* _Your assignment_
Using the entries that follow, collect the lines where the word "months" appears.

* _Records from a dataset_
——
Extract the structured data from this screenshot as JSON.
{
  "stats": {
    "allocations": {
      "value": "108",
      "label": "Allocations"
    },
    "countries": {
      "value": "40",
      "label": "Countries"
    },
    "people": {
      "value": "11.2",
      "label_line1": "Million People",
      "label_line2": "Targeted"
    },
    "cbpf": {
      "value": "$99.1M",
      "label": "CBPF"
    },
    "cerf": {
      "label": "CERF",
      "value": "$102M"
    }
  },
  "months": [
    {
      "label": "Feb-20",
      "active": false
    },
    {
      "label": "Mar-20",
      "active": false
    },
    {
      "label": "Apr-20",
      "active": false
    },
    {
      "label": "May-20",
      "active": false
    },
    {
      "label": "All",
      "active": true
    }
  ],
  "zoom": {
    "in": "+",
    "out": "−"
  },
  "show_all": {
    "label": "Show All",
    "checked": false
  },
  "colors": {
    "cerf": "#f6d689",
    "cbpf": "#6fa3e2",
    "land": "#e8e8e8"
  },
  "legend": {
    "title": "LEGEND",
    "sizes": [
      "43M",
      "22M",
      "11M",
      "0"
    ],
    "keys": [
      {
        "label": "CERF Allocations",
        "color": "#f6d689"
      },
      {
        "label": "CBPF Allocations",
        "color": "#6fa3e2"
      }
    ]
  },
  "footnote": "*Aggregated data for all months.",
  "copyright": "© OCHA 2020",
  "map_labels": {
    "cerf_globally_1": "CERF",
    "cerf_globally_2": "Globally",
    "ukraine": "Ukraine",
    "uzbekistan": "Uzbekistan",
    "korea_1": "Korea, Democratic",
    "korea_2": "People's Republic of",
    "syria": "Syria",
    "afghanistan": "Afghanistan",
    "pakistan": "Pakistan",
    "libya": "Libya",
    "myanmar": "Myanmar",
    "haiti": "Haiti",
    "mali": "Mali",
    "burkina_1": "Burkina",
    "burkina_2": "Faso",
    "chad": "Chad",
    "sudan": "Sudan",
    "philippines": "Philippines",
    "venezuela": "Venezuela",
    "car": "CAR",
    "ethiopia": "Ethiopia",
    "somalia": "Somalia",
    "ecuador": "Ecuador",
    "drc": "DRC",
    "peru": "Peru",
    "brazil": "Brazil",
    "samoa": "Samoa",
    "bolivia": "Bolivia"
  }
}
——
* _Response box_
  "months": [
  "footnote": "*Aggregated data for all months.",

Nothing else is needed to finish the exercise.